*Data for analysis:*
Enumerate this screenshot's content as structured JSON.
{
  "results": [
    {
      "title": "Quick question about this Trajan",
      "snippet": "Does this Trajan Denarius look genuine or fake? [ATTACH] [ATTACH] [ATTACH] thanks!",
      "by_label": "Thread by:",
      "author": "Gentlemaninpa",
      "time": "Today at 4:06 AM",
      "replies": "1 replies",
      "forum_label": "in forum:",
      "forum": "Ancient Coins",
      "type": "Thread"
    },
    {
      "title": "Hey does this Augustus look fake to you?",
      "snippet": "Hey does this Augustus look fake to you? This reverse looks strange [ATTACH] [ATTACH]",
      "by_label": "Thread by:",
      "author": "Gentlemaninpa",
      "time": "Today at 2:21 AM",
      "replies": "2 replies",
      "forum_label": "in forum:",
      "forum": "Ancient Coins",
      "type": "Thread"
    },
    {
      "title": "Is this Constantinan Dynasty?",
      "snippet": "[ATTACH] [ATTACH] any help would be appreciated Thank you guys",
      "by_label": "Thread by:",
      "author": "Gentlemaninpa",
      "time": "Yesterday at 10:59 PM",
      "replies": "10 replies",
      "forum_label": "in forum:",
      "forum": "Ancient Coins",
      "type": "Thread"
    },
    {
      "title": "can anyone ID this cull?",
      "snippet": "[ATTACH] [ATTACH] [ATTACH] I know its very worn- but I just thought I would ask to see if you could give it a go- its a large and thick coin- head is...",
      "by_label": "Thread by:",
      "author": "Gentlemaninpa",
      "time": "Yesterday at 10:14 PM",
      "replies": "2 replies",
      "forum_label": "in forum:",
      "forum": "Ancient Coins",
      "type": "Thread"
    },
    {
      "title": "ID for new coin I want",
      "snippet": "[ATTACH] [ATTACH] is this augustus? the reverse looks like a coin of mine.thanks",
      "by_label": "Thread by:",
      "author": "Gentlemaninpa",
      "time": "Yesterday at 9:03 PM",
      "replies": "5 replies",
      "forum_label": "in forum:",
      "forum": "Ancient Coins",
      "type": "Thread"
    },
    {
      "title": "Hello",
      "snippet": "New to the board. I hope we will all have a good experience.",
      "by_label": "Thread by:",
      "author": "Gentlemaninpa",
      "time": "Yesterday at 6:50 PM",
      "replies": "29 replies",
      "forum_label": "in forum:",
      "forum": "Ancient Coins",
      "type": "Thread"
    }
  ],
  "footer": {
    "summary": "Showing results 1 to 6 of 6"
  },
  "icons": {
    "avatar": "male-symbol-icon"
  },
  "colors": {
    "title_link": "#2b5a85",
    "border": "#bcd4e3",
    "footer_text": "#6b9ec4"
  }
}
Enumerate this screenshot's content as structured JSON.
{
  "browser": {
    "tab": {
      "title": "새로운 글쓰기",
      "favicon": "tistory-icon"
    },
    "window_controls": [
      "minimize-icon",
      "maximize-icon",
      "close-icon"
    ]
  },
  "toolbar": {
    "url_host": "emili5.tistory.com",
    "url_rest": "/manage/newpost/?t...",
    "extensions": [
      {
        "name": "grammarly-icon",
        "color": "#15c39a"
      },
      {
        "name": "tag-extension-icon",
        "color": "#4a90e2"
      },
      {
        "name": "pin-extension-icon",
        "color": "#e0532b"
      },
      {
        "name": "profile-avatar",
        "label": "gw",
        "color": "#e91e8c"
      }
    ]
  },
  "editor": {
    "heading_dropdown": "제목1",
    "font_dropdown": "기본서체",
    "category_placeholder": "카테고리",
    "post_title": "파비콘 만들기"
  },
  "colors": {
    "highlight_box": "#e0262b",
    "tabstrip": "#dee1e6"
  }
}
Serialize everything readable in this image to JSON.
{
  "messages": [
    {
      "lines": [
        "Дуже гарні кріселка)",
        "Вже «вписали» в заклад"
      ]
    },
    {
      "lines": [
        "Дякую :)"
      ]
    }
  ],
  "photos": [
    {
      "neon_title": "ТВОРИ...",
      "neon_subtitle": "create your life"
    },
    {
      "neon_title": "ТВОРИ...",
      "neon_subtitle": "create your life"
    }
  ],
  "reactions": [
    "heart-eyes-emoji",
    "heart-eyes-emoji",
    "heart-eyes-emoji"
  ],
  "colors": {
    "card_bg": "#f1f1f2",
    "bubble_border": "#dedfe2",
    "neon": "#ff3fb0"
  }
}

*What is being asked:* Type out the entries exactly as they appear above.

*Solved problem:*
Enumerate this screenshot's content as structured JSON.
{
  "results": [
    {
      "title": "Quick question about this Trajan",
      "snippet": "Does this Trajan Denarius look genuine or fake? [ATTACH] [ATTACH] [ATTACH] thanks!",
      "by_label": "Thread by:",
      "author": "Gentlemaninpa",
      "time": "Today at 4:06 AM",
      "replies": "1 replies",
      "forum_label": "in forum:",
      "forum": "Ancient Coins",
      "type": "Thread"
    },
    {
      "title": "Hey does this Augustus look fake to you?",
      "snippet": "Hey does this Augustus look fake to you? This reverse looks strange [ATTACH] [ATTACH]",
      "by_label": "Thread by:",
      "author": "Gentlemaninpa",
      "time": "Today at 2:21 AM",
      "replies": "2 replies",
      "forum_label": "in forum:",
      "forum": "Ancient Coins",
      "type": "Thread"
    },
    {
      "title": "Is this Constantinan Dynasty?",
      "snippet": "[ATTACH] [ATTACH] any help would be appreciated Thank you guys",
      "by_label": "Thread by:",
      "author": "Gentlemaninpa",
      "time": "Yesterday at 10:59 PM",
      "replies": "10 replies",
      "forum_label": "in forum:",
      "forum": "Ancient Coins",
      "type": "Thread"
    },
    {
      "title": "can anyone ID this cull?",
      "snippet": "[ATTACH] [ATTACH] [ATTACH] I know its very worn- but I just thought I would ask to see if you could give it a go- its a large and thick coin- head is...",
      "by_label": "Thread by:",
      "author": "Gentlemaninpa",
      "time": "Yesterday at 10:14 PM",
      "replies": "2 replies",
      "forum_label": "in forum:",
      "forum": "Ancient Coins",
      "type": "Thread"
    },
    {
      "title": "ID for new coin I want",
      "snippet": "[ATTACH] [ATTACH] is this augustus? the reverse looks like a coin of mine.thanks",
      "by_label": "Thread by:",
      "author": "Gentlemaninpa",
      "time": "Yesterday at 9:03 PM",
      "replies": "5 replies",
      "forum_label": "in forum:",
      "forum": "Ancient Coins",
      "type": "Thread"
    },
    {
      "title": "Hello",
      "snippet": "New to the board. I hope we will all have a good experience.",
      "by_label": "Thread by:",
      "author": "Gentlemaninpa",
      "time": "Yesterday at 6:50 PM",
      "replies": "29 replies",
      "forum_label": "in forum:",
      "forum": "Ancient Coins",
      "type": "Thread"
    }
  ],
  "footer": {
    "summary": "Showing results 1 to 6 of 6"
  },
  "icons": {
    "avatar": "male-symbol-icon"
  },
  "colors": {
    "title_link": "#2b5a85",
    "border": "#bcd4e3",
    "footer_text": "#6b9ec4"
  }
}
Enumerate this screenshot's content as structured JSON.
{
  "browser": {
    "tab": {
      "title": "새로운 글쓰기",
      "favicon": "tistory-icon"
    },
    "window_controls": [
      "minimize-icon",
      "maximize-icon",
      "close-icon"
    ]
  },
  "toolbar": {
    "url_host": "emili5.tistory.com",
    "url_rest": "/manage/newpost/?t...",
    "extensions": [
      {
        "name": "grammarly-icon",
        "color": "#15c39a"
      },
      {
        "name": "tag-extension-icon",
        "color": "#4a90e2"
      },
      {
        "name": "pin-extension-icon",
        "color": "#e0532b"
      },
      {
        "name": "profile-avatar",
        "label": "gw",
        "color": "#e91e8c"
      }
    ]
  },
  "editor": {
    "heading_dropdown": "제목1",
    "font_dropdown": "기본서체",
    "category_placeholder": "카테고리",
    "post_title": "파비콘 만들기"
  },
  "colors": {
    "highlight_box": "#e0262b",
    "tabstrip": "#dee1e6"
  }
}
Serialize everything readable in this image to JSON.
{
  "messages": [
    {
      "lines": [
        "Дуже гарні кріселка)",
        "Вже «вписали» в заклад"
      ]
    },
    {
      "lines": [
        "Дякую :)"
      ]
    }
  ],
  "photos": [
    {
      "neon_title": "ТВОРИ...",
      "neon_subtitle": "create your life"
    },
    {
      "neon_title": "ТВОРИ...",
      "neon_subtitle": "create your life"
    }
  ],
  "reactions": [
    "heart-eyes-emoji",
    "heart-eyes-emoji",
    "heart-eyes-emoji"
  ],
  "colors": {
    "card_bg": "#f1f1f2",
    "bubble_border": "#dedfe2",
    "neon": "#ff3fb0"
  }
}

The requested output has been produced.